If you have 30 minutes to an hour, you can get excellent rates on San Francisco hotels. At the very best, a four-star hotel can be purchased for the price of a one-star or at least the best rates possible.
Consumer Reports magazine has reported that they more frequently got the best prices for big hotel chains by going directly to the hotel website rather than through a consolidator such as Expedia, Orbitz, or Hotels.com. However, they also noted that prices for small hotel chains and independent hotels are often found through the consolidator.
Our process lets you compare the two prices. It includes checking directly with the hotels by phone, which can get you the best rate of all almost half the time.
Hotels in a Known Area
- Know the area you will be staying in
- The name of your hotel won't be revealed until after you've paid for it
- Reservations are not refundable
- You are guaranteed a double room, but cannot make any special requests
- You cannot earn frequent stay points for hotels reserved through these services.
Using these services, you can often get a four-star hotel for the price of a one-star. Are you game? A simple strategy for using them is to choose the nicest hotel class available and bid $10 to $15 less than the best rate you've already found.
Too much uncertainty? Follow the steps below.
Using this approach, you'll know the hotel name in advance, and in many cases, you can make a reservation with no prepayment and no cancellation fees (as long as you follow the rules).
- Set a budget for your hotel rate per night. Remember that hotel tax is 14%.
- Choose the area(s) you want to stay in.
- Choose three or four hotels that meet your needs. Note the cost/value of their extra fees and freebies.
- Go to the hotel websites.
- Check for their lowest rates.
- Check for special rates for any organizations you belong to such as AAA and AARP.
- If you are eligible, check for government, military, or corporate rates.

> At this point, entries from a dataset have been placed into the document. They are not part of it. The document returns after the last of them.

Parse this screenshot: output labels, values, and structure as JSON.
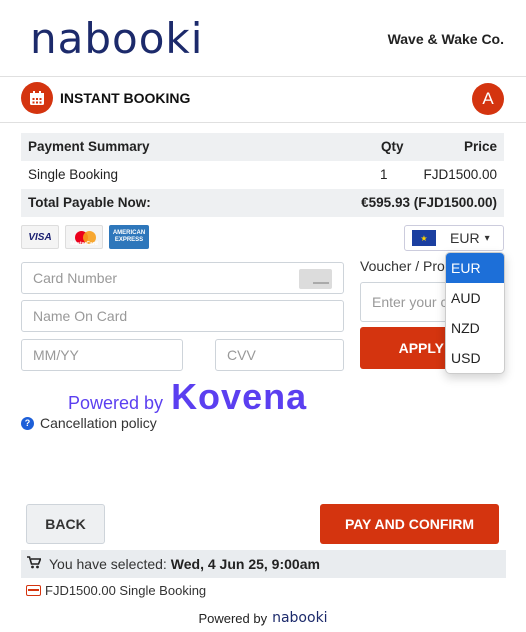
{
  "header": {
    "logo_text": "nabooki",
    "company": "Wave & Wake Co."
  },
  "booking_bar": {
    "title": "INSTANT BOOKING",
    "avatar_initial": "A"
  },
  "summary": {
    "headers": [
      "Payment Summary",
      "Qty",
      "Price"
    ],
    "rows": [
      [
        "Single Booking",
        "1",
        "FJD1500.00"
      ]
    ],
    "total_label": "Total Payable Now:",
    "total_value": "€595.93 (FJD1500.00)"
  },
  "payment_cards": [
    "VISA",
    "MasterCard",
    "AMERICAN EXPRESS"
  ],
  "currency": {
    "selected": "EUR",
    "options": [
      "EUR",
      "AUD",
      "NZD",
      "USD"
    ]
  },
  "form": {
    "card_number_placeholder": "Card Number",
    "name_placeholder": "Name On Card",
    "expiry_placeholder": "MM/YY",
    "cvv_placeholder": "CVV",
    "voucher_label": "Voucher / Promo",
    "voucher_placeholder": "Enter your code",
    "apply_label": "APPLY"
  },
  "powered": {
    "prefix": "Powered by",
    "brand": "Kovena"
  },
  "cancellation_label": "Cancellation policy",
  "buttons": {
    "back": "BACK",
    "pay": "PAY AND CONFIRM"
  },
  "selection": {
    "prefix": "You have selected:",
    "value": "Wed, 4 Jun 25, 9:00am"
  },
  "booking_line": "FJD1500.00 Single Booking",
  "footer": {
    "prefix": "Powered by",
    "brand": "nabooki"
  },
  "colors": {
    "accent": "#d4340f",
    "brand_navy": "#1c2a6b",
    "kovena": "#5b3ff0",
    "selected_option": "#1d6fd8"
  }
}
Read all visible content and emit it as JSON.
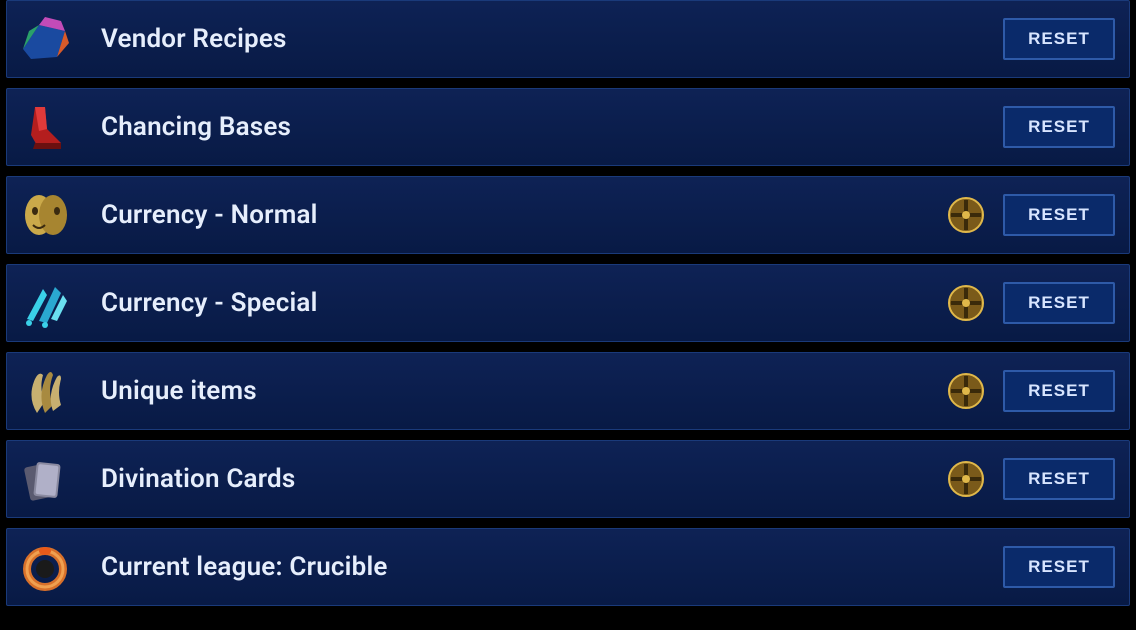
{
  "reset_label": "RESET",
  "rows": [
    {
      "id": "vendor-recipes",
      "label": "Vendor Recipes",
      "has_orb": false,
      "icon": "prism"
    },
    {
      "id": "chancing-bases",
      "label": "Chancing Bases",
      "has_orb": false,
      "icon": "boots"
    },
    {
      "id": "currency-normal",
      "label": "Currency - Normal",
      "has_orb": true,
      "icon": "mask"
    },
    {
      "id": "currency-special",
      "label": "Currency - Special",
      "has_orb": true,
      "icon": "splinter"
    },
    {
      "id": "unique-items",
      "label": "Unique items",
      "has_orb": true,
      "icon": "claw"
    },
    {
      "id": "divination-cards",
      "label": "Divination Cards",
      "has_orb": true,
      "icon": "cards"
    },
    {
      "id": "current-league",
      "label": "Current league: Crucible",
      "has_orb": false,
      "icon": "ring"
    }
  ]
}
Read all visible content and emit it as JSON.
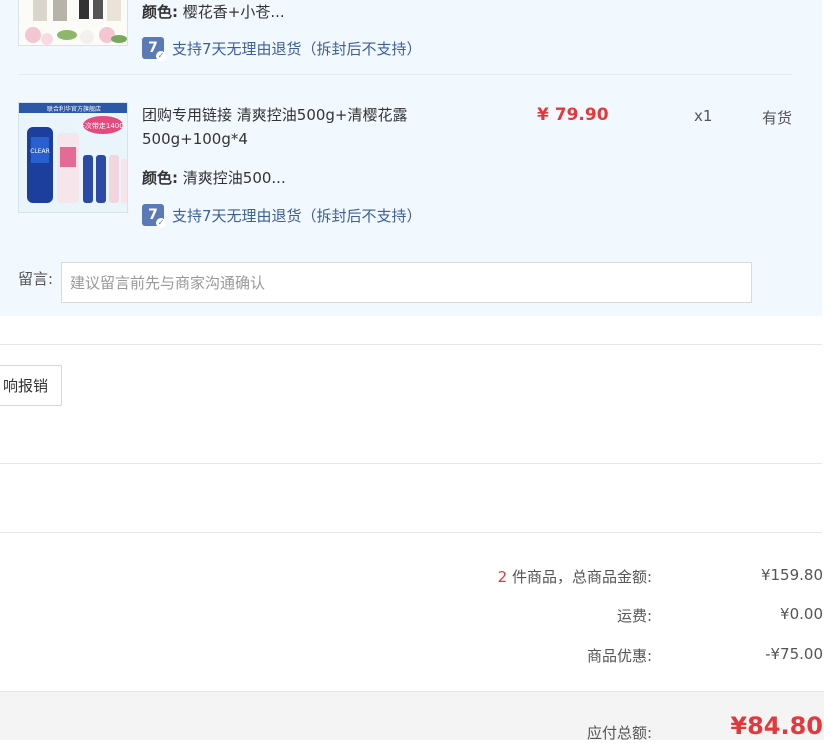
{
  "items": [
    {
      "color_key": "颜色:",
      "color_value": "樱花香+小苍...",
      "return_badge": "7",
      "return_policy": "支持7天无理由退货（拆封后不支持）"
    },
    {
      "title": "团购专用链接 清爽控油500g+清樱花露500g+100g*4",
      "price": "¥ 79.90",
      "quantity": "x1",
      "stock": "有货",
      "color_key": "颜色:",
      "color_value": "清爽控油500...",
      "return_badge": "7",
      "return_policy": "支持7天无理由退货（拆封后不支持）",
      "image_banner": "联合利华官方旗舰店",
      "image_brand": "CLEAR",
      "image_badge": "一次带走1400g"
    }
  ],
  "message": {
    "label": "留言:",
    "placeholder": "建议留言前先与商家沟通确认"
  },
  "reimburse_button": "响报销",
  "summary": {
    "count": "2",
    "count_suffix": "件商品，总商品金额:",
    "goods_total": "¥159.80",
    "shipping_label": "运费:",
    "shipping_value": "¥0.00",
    "discount_label": "商品优惠:",
    "discount_value": "-¥75.00",
    "payable_label": "应付总额:",
    "payable_value": "¥84.80"
  },
  "colors": {
    "panel_bg": "#f2f9fe",
    "price_red": "#e4393c",
    "link_blue": "#3c5f9f",
    "badge_blue": "#5a79b6",
    "total_bar_bg": "#f4f4f4"
  }
}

- If you are a member of the hotel chain's rewards program, enter your membership number to check for special rates and extras.
- Go to one or two booking websites such as Expedia, Orbitz, or hotels.com and check their best rates. Or try Tripadvisor, which checks the rates at several booking services with one click.
- Consumer Reports also reported that they often got an even better hotel price by calling the reservations desk on the telephone. Call your top two or three choices, using our tips for how to get a better hotel rate on the phone.
- Choose the hotel with the best overall price. Don't forget to factor in extras such as parking fees and resort fees, and things that might save you money such as free breakfasts or free internet access.
- Make your reservation. Print the confirmation page and confirmation email and set them aside to take along with you in case of any questions. If you reserve by phone, write down your confirmation number and the name of the reservationist. Grab your calendar and make a note of the last day you can cancel your reservation without a penalty, just in case things change and you forget.
Want to save a little more money? Call the hotel again on the day you'll arrive and see if they've lowered their rates. It happens more often than you might think, and they'll often be willing to give you the lower rate if you ask.
Getting a "Suite" Deal at a Luxury Hotel
Try this technique to get a suite at a San Francisco luxury hotel for less cost:
- Pick one of the slight-less-lavish San Francisco luxury hotels (say the Westin instead of the Ritz-Carlton).
- Reserve a standard room, and then upgrade to a suite when you arrive.
- Upgrade costs range from free to $100, depending on the property and location, but you can save compared to reserving a suite right away.
- Arrive in the early afternoon for the best chance of an upgrade, before business travelers get there and snatch up all the suites.
This strategy works even if you've made your original reservation through a consolidator or an auction website.
To boost your chances of an upgrade, join the hotel's rewards program. Members often get the first choice at free and fee-based upgrades.